The Vassar Brothers' Institute was organized in the spring of 1881, and the scientific section in June of the same year. The present volume of its Transactions embraces the proceedings of thirteen stated meetings up to April 18, 1883, with the chairman's report of the work of the section, and nine papers on subjects of interest in various fields of science. The objects of the Institute are to pursue such scientific researches as may come within the opportunities of its members, and to found a suitable museum. Its proceedings bear evidences of life and vigor.
The Gospel according to Saint Matthew. Revised Version. Fonetic edishun. St. Louis: T. R. Vickroy. Pp. 88. Price, 50 cents.
This phonetic edition of Matthew is commended by its editor to those who have occasion to teach adults to read. The value for this purpose of print in which the use of letters is logical and uniform is attested by the superior readiness with which the reading of English has been taught in "Freedmen's schools," and is being taught to-day in certain schools of France from books in phonetic spelling.

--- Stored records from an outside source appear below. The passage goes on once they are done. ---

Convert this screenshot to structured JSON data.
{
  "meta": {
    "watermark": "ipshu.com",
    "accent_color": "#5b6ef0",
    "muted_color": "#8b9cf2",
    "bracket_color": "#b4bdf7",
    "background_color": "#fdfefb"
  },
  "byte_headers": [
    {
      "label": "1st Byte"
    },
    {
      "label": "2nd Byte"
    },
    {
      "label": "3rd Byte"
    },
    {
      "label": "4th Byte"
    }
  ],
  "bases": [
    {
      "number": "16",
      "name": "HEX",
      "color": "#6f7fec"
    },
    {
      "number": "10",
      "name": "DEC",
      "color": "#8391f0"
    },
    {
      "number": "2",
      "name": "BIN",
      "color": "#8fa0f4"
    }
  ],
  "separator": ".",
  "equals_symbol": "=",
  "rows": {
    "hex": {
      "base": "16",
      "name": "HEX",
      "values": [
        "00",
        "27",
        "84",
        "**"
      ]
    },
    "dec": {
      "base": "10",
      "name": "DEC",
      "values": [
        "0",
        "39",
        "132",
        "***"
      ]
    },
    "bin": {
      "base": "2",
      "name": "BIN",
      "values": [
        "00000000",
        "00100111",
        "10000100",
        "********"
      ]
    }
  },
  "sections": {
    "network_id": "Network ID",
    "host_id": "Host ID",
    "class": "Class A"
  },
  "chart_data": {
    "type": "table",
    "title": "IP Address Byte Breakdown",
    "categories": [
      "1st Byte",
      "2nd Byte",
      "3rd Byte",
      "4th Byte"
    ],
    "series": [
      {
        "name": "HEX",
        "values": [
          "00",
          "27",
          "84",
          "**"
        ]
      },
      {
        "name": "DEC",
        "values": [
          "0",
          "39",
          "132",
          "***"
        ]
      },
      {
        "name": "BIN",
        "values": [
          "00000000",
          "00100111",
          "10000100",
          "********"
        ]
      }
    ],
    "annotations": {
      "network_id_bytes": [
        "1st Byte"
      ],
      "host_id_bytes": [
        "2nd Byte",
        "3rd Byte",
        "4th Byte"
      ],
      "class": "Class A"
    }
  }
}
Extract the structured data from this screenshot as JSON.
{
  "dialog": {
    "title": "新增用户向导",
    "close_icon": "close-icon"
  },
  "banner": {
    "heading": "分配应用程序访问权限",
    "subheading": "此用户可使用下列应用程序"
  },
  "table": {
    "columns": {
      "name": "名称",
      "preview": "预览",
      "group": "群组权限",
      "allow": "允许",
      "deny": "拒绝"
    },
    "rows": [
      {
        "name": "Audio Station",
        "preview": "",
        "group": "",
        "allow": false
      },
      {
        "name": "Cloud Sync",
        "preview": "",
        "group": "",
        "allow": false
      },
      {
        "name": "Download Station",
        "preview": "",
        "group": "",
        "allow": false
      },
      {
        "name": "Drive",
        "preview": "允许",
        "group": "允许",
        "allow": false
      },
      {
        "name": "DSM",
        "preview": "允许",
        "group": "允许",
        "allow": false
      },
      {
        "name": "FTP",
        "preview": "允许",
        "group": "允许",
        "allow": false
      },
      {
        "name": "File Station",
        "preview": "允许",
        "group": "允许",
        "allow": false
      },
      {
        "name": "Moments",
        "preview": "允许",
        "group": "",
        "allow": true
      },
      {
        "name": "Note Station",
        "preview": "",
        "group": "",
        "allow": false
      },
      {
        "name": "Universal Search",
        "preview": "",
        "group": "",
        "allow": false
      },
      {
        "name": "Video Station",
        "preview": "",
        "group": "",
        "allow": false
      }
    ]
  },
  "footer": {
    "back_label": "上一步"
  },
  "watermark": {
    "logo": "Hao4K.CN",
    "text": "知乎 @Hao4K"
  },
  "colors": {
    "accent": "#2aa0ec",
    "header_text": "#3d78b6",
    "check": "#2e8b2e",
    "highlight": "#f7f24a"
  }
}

Dr. Vickroy explains in an appendix the values of the thirteen new letters which he uses.
The Medical Directory of Philadelphia for 1884. Edited by Samuel B. Hoppin, M. D. Philadelphia: P. Blakiston, Son & Co. Pp. 205. Price, $1.50.
This volume contains lists, arranged both alphabetically and by streets, of the physicians, homœopathic physicians, dentists, and druggists, of Philadelphia, with information in regard to the hospitals and other charitable institutions, medical colleges, ambulance service, coroner, and quarantine. It gives also the State regulations in regard to dissection, the registration of medical practitioners, and the registration of births, marriages, and deaths.
Bulletin of the Philosophical Society of Washington. G, K. Gilbert, Secretary. Washington: Judd & Detweiler. Vol. VI. 1883. Pp. 168.
The "Bulletin" is published by the co-operation of the Smithsonian Institution. The present volume contains the minutes of the society for 1883, and the minutes of the mathematical section from its organization to the close of the year. A number of valuable papers are contained in the volume, among which we mention especially only the annual address of the President, J. W. Powell, on "The Three Methods of Evolution."
D. Appleton & Co. will publish shortly a volume by the author of "Conflict in Nature and Life," entitled "Reforms, their Difficulties and Possibilities," The penetrating and judicial spirit exhibited in the